In the first instance, if Parliament does not like the direction of case law, it is its prerogative to introduce new statutes to send the law in a different direction. In the second instance, even if the Supreme Court were to rule that our arrangements were incompatible with the European Convention on Human Rights, this would neither have the effect of changing the law nor require that Parliament should change the law. Section 4 of the Human Rights Act is absolutely clear that the only thing that Parliament must do in response to a declaration of incompatibility—and of course, none has been given here—is consider it.
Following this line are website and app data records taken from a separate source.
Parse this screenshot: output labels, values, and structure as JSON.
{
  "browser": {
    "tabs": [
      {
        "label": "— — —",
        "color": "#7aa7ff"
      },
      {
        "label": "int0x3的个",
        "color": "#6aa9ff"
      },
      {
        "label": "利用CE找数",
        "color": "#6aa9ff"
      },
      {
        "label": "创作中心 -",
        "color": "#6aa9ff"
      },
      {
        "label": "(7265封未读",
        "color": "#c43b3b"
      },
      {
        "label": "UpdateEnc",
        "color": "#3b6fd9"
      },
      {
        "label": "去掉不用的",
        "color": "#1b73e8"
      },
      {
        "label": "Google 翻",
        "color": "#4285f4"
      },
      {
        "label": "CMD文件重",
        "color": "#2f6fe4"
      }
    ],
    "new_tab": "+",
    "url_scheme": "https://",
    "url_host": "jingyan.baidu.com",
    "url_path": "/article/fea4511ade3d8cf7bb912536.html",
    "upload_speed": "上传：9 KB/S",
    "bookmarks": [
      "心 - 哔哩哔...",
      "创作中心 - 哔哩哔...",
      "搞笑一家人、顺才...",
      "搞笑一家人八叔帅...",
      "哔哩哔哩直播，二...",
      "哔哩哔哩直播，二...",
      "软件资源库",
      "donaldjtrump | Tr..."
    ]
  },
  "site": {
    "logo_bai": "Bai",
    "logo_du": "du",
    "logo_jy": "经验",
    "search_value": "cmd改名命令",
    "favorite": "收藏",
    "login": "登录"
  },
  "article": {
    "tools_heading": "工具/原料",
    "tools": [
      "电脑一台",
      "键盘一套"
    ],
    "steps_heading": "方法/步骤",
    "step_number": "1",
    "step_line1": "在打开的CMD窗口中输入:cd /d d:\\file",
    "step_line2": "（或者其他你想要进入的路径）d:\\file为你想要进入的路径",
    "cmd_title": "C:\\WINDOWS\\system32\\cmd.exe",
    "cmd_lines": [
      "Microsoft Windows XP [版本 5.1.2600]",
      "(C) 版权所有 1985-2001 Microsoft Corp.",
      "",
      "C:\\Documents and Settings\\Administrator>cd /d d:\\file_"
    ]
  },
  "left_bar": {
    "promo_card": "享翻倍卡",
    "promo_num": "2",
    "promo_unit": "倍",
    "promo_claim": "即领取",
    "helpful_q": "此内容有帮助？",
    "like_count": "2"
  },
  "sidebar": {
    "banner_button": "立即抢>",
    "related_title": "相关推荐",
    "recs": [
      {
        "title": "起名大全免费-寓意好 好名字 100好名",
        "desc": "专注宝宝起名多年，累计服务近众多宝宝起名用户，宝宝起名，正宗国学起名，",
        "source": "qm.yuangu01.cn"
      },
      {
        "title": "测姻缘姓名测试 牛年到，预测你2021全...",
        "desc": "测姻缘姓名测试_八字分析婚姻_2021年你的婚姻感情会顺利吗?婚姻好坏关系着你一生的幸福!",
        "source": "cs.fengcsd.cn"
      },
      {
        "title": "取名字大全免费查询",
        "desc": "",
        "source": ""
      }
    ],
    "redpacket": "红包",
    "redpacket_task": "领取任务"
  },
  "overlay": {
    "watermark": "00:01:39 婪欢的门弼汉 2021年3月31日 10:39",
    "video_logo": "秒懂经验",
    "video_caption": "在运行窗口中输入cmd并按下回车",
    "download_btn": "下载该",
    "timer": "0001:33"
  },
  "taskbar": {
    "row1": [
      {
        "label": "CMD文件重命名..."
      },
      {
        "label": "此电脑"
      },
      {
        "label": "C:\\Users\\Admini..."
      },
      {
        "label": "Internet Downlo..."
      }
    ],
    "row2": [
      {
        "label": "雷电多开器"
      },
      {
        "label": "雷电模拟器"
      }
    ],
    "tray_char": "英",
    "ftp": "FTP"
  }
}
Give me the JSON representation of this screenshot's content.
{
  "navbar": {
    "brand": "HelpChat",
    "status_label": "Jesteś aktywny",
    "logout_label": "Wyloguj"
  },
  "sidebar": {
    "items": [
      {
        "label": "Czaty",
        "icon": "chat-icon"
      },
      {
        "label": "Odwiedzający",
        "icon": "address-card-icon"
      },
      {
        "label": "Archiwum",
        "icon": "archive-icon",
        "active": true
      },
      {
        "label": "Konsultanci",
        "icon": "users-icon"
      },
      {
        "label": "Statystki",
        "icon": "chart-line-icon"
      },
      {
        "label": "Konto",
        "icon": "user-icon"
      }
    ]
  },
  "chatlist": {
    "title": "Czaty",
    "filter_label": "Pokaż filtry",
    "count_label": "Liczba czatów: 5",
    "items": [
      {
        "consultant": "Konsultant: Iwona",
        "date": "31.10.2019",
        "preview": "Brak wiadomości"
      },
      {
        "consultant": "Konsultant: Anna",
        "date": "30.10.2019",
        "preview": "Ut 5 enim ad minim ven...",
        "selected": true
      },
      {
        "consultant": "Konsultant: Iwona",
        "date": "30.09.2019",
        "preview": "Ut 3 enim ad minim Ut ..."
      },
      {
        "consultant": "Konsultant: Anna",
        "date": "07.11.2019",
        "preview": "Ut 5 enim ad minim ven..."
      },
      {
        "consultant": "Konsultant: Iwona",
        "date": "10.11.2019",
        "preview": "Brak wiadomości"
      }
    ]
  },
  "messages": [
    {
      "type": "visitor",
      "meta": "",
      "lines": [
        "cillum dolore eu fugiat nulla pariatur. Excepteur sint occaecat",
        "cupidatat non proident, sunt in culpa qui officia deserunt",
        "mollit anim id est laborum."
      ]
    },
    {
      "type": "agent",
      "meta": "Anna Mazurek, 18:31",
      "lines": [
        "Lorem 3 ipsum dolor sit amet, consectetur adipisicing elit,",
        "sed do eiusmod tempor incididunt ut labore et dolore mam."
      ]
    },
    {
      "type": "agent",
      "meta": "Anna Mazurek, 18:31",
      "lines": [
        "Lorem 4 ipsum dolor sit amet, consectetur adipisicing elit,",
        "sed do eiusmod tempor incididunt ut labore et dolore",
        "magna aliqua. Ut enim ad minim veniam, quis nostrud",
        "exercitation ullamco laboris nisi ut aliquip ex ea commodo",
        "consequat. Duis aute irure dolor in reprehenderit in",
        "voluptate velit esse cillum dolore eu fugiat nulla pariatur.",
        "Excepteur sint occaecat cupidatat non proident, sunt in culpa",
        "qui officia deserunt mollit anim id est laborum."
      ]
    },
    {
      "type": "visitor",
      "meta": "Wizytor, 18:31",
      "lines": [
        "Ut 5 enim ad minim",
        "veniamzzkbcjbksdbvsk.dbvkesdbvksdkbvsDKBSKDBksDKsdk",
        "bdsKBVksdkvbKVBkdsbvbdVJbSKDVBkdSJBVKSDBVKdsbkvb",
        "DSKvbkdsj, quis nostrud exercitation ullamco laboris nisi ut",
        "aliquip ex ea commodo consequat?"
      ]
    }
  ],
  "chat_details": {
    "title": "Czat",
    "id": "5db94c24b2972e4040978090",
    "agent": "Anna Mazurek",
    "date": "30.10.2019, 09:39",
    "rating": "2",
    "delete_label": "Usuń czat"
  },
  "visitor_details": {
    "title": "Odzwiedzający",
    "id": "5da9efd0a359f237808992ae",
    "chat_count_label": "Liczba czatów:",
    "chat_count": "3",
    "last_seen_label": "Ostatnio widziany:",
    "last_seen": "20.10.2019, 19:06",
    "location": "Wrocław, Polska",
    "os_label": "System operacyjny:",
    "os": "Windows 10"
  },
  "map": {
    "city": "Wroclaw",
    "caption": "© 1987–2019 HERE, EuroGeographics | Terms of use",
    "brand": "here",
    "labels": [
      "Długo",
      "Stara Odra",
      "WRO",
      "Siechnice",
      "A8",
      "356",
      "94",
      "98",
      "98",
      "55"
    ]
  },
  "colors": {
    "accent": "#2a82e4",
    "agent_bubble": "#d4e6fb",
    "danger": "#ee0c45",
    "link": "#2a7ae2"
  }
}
In that context, although the Government could of course decide to shift, as a matter of law, the final decision about withdrawing children from the parents to the head teacher, I am not at all convinced that they are obliged to make this change by an irresistible legal imperative. The fact that the Government have chosen to make this proposal in the absence of any such imperative suggests to me that they have embraced a statist mindset alien to true Conservative political philosophy. Their instinct should be to trust parents first, not the state.
During the Children and Social Work Bill debates, the Minister said that the Government wanted children to decide about RSE from up to three terms before they turn 16. Rather than removing the right of parental withdrawal from that point, however, the regulations replace the right of withdrawal with a right to request withdrawal—with the head teacher making the final decision—from the age of 11. In this sense, the regulations treat 11 year-olds and their parents in exactly the same way as they treat 18 year-olds and their parents.
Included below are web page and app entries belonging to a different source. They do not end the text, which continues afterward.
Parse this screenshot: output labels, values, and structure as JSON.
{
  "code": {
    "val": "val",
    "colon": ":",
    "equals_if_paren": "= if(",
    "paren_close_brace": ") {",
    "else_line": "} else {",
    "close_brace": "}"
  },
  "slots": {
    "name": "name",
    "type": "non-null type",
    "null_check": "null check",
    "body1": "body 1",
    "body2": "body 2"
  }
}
Particularly concerning is that when Labour tried unsuccessfully to make a similar change in early 2010, through Clause 14 of its Children and Families Bill, it provided far more and far better reassurances to parents. Specifically, Clause 14 proposed that the right of withdrawal should remain completely intact until a child is 15. The Conservative Front Bench opposed that more modest change because it undermined the role of parents, yet today we see a different approach from the Conservative Front Bench.
With that in mind, I conclude by quoting from the 2016 Supreme Court judgment against the Scottish Government and their profoundly misconceived statist “named person” scheme. The UK Government would do well to keep this in mind:
“Different upbringings produce different people. The first thing that a totalitarian regime tries to do is to get at the children, to distance them from the subversive, varied influences of their families and indoctrinate them in their rulers’ view of the world. Within limits, families must be left to bring up their children in their own way. As Justice McReynolds, delivering the Opinion of the Supreme Court of the United States famously put it in Pierce v Society of Sisters, ‘The fundamental theory of liberty upon which all governments in this Union repose excludes any general power of the state to standardize its children by forcing them to accept instruction from public teachers only. The child is not the mere creature of the state; those who nurture him and direct his destiny have the right, coupled with the high duty, to recognize and prepare him for additional obligations’”.
I ask the Government to think again.